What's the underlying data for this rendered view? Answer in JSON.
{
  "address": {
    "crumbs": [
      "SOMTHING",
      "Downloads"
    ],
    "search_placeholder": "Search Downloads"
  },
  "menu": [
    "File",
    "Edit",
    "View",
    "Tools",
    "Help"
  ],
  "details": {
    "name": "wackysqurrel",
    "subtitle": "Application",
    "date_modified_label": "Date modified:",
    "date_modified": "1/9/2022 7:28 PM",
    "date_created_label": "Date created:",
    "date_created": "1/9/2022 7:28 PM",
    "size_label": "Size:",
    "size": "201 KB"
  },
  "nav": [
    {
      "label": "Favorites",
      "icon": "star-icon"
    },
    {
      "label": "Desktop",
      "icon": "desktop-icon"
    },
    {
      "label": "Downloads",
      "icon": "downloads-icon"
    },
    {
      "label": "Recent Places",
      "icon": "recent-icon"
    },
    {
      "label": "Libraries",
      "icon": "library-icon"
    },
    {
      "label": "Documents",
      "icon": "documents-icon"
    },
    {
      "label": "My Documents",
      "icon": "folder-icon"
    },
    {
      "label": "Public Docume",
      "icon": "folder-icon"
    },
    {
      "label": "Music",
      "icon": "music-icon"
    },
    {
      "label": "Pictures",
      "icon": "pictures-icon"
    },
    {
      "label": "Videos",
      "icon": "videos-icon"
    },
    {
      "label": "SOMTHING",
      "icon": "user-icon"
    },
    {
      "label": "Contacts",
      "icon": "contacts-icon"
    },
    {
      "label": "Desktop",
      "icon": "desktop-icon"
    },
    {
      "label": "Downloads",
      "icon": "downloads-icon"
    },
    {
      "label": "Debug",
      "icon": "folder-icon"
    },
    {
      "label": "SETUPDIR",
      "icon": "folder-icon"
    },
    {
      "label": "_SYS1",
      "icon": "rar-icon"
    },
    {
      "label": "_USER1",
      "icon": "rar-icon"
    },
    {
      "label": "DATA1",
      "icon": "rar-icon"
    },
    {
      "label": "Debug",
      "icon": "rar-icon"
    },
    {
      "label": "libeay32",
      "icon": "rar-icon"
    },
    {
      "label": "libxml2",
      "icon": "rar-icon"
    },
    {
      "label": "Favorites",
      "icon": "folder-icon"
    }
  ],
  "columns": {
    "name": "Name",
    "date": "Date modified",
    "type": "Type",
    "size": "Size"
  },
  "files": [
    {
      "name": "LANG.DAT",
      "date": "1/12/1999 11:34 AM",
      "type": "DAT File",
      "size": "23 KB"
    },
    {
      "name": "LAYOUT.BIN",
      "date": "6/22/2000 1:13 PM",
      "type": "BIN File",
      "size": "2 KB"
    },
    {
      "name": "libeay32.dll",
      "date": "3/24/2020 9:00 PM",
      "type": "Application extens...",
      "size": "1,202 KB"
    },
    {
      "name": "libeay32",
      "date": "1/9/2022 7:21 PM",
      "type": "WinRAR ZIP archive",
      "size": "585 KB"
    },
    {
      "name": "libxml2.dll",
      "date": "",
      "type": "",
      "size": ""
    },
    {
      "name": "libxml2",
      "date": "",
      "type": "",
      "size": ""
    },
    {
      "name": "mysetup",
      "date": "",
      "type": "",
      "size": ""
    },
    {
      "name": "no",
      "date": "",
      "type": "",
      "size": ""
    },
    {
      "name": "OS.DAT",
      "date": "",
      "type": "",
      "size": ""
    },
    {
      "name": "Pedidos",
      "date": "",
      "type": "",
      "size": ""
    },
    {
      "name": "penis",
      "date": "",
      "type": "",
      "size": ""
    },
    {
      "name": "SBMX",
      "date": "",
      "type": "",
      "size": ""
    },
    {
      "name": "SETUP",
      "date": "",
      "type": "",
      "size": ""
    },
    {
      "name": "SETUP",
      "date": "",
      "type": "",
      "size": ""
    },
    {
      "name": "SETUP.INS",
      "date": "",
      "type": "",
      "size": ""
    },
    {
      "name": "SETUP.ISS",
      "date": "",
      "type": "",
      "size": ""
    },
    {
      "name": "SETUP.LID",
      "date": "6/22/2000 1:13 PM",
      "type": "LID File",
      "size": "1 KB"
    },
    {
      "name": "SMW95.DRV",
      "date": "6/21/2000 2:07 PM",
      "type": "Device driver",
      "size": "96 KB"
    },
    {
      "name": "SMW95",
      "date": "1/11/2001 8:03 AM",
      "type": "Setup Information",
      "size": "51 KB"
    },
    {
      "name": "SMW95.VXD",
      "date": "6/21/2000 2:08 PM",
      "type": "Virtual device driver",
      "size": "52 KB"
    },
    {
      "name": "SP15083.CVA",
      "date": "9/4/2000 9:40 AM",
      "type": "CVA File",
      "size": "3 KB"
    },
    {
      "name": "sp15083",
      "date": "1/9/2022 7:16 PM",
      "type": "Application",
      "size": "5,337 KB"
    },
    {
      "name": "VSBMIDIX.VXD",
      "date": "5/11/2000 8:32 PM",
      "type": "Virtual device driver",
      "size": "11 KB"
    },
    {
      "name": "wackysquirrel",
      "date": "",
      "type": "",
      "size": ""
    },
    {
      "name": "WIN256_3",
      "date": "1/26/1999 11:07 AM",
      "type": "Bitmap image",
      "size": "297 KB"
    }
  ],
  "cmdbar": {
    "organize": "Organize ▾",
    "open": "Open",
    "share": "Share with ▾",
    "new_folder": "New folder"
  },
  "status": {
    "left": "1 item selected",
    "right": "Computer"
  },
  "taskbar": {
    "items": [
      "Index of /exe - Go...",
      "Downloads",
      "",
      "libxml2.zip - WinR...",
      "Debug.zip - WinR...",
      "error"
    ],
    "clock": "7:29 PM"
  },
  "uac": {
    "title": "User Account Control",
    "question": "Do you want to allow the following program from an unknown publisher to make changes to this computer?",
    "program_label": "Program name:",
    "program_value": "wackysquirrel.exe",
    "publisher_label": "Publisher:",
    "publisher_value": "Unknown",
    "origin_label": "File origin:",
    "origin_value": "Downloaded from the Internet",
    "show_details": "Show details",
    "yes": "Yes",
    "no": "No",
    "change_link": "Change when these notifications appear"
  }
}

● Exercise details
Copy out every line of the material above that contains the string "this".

● Response area
What's the underlying data for this rendered view? Answer in JSON.
    "question": "Do you want to allow the following program from an unknown publisher to make changes to this computer?",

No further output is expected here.